It helped Pakistan in the form of Saudi oil facility to meet Pakistan’s fuel and energy needs, which kept the wheels of Pakistan’s industry moving. Pakistan on its part had participated in security of the kingdom and deployed two divisions in Saudi Arabia during Gulf War in 1991. One brigade was stationed for years in Saudi Arabia; and even today Pakistan’s military personnel are working in advisory capacity. The two allies have decisively relied on each other on the diplomatic front as well. When ties between the Kingdom and the US were strained in the mid-1980s, Pakistan played a crucial role as an intermediary between Riyadh and Beijing. Former King Abdullah had visited India and Pakistan in 2006. In his briefing of India’s tour, he said that he had urged the Indian leadership to strive jointly for maintaining peace in the region so that Islamabad and New Delhi could resolve their disputes including Kashmir amicably.
Saudi King was accompanied by a high-level delegation comprising cabinet members, officials and business leaders. Although there was a reasonable amount of Saudi investment in Pakistan, there existed tremendous potential to increase it manifold. Similarly, there is need to enhance trade and commerce between the two brotherly countries, as up till now it remains insignificant.

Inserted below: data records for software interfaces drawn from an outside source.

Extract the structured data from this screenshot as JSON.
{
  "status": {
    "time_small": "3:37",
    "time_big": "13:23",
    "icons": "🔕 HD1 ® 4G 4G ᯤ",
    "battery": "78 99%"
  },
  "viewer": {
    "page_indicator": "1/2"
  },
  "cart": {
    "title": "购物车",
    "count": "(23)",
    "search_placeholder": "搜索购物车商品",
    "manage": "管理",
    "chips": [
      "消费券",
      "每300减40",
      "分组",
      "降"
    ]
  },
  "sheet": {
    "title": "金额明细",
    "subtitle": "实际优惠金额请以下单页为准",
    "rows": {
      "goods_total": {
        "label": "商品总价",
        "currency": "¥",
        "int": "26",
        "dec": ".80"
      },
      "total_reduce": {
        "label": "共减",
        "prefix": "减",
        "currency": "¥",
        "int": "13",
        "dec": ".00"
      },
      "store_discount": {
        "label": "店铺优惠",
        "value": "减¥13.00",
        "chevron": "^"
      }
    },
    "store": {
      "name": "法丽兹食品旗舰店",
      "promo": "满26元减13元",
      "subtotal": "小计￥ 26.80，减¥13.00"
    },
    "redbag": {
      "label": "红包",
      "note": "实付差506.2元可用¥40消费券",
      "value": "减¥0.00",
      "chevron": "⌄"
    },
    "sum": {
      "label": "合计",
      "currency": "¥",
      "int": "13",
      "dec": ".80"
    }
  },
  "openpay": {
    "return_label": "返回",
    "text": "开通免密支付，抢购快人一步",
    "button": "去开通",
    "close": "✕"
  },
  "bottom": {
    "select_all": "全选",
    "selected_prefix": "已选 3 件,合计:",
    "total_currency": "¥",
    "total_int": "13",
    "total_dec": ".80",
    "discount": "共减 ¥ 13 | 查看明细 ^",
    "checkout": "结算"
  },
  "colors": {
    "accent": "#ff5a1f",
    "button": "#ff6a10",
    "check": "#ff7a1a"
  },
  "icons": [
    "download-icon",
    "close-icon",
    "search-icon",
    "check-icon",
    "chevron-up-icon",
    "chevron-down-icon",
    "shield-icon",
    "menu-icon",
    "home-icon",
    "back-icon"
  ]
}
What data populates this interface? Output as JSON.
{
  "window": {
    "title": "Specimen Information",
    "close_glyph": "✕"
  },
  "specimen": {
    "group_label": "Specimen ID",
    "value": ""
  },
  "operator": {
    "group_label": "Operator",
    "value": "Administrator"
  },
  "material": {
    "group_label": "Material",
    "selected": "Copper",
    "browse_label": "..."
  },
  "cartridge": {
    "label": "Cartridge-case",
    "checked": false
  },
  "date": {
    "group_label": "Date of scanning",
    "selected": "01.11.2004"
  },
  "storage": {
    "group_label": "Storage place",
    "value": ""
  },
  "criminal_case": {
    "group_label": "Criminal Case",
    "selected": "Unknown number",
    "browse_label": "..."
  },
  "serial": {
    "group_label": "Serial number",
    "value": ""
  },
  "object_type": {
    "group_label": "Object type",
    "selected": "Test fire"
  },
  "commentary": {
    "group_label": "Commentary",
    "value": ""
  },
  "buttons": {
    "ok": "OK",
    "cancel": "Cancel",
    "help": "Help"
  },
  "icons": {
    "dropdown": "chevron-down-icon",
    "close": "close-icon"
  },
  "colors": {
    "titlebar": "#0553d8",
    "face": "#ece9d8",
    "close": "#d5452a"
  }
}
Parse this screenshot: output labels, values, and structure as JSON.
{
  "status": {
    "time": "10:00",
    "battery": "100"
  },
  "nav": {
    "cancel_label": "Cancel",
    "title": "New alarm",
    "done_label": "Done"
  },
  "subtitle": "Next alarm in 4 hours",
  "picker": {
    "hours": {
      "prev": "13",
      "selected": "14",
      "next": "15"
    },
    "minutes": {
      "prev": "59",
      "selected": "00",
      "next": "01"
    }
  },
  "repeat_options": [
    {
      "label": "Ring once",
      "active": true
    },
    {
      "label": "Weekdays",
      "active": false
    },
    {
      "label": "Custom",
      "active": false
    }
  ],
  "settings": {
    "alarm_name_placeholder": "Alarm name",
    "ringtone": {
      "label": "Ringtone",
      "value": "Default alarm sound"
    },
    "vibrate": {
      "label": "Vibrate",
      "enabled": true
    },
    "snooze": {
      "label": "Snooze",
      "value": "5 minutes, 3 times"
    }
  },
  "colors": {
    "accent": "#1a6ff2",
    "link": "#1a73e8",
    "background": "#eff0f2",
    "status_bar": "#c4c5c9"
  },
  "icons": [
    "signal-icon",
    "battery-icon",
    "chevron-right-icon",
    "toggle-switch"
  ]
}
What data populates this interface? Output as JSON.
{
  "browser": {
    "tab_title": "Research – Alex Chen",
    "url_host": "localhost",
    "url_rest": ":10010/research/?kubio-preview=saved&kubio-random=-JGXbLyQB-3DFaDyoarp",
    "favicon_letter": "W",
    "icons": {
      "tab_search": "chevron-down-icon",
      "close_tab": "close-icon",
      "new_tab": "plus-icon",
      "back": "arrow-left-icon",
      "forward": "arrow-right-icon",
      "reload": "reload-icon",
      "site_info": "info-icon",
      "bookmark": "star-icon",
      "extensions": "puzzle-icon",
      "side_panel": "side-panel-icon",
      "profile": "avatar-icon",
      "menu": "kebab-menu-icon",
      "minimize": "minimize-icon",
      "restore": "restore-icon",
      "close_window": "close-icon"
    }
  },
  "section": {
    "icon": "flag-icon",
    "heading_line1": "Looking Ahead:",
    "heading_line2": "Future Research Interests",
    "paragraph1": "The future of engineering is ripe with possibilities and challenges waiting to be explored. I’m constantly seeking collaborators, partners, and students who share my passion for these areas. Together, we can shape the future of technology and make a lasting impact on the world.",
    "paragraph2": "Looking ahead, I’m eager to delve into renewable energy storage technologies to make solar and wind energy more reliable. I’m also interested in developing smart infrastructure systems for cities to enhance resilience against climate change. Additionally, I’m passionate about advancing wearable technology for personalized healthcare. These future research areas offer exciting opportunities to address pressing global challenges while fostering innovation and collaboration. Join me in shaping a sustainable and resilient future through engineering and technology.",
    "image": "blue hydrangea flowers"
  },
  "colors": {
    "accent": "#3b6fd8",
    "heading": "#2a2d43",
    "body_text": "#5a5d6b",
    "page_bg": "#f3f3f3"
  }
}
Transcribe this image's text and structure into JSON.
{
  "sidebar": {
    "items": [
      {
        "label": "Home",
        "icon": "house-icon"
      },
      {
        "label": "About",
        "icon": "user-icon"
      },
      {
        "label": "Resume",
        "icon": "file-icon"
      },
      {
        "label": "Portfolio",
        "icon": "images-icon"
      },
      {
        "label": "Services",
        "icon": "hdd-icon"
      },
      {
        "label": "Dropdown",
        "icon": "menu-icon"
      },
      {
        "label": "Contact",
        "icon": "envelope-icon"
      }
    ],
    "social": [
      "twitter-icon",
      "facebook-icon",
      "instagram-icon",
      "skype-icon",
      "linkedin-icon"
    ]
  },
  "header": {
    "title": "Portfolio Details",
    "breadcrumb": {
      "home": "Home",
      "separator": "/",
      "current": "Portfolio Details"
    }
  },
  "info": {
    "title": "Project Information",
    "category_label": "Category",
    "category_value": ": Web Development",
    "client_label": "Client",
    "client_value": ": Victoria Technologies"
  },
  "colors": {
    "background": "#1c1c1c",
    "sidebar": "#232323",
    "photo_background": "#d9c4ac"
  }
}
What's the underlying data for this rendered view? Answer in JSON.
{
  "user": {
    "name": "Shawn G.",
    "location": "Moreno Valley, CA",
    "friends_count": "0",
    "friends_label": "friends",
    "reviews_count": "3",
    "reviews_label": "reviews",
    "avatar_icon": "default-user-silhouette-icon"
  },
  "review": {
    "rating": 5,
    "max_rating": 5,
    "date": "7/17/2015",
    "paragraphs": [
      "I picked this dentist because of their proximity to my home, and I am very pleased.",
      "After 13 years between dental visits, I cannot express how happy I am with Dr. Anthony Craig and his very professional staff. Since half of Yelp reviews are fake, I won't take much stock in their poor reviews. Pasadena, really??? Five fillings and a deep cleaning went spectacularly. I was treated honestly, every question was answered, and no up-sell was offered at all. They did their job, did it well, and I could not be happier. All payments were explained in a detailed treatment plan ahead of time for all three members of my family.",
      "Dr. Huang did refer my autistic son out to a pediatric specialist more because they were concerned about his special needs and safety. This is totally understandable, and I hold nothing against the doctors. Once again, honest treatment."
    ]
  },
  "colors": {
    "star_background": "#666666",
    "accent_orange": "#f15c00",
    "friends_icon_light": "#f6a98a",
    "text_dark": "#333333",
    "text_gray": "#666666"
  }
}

During King Abdullah’s visit, five bilateral agreements were signed, which included the MoU on Political Consultations, Agreement on Avoidance of Double Taxation, Agreement on Cooperation in Science and Technology, Cooperation Programme in the field of Technical Education and Vocational Training, and Programme of Education and Scientific Cooperation. Both brotherly countries should examine periodically the progress made on the agreements signed between the two countries. As a follow up of the proposals at the OIC meetings, Pakistan and Saudi Arabia should take steps to increase volume of trade and set a paradigm for other Muslim countries to emulate.
In February 2018, Khaleej Times stated that the UAE and Saudi Arabia were set to significantly expand their investment in a wide range of sectors in Pakistan, and these measures would help boost Pakistan’s economy in various sectors. High-level negotiations were held by the top leadership of the UAE, Saudi Arabia and Pakistan to boost trade and investment in the country. All three countries are now drawing up their final plans, high-level sources in Pakistan’s ministries of finance, industry, commerce and the Planning Commission told Khaleej Times. The FPCCI and Pakistan businessmen and entrepreneurs were asked to participate in Expo 2020 in Dubai in which more than 100 countries will participate. Around 1.4 million Pakistanis reside in the UAE. Of course, the UAE has always helped Pakistan whenever it faced crisis. Efforts were made by the enemies of Pakistan to spoil relations between the brotherly countries, but leadership of these countries frustrated their designs.
—The writer is a senior journalist based in Lahore.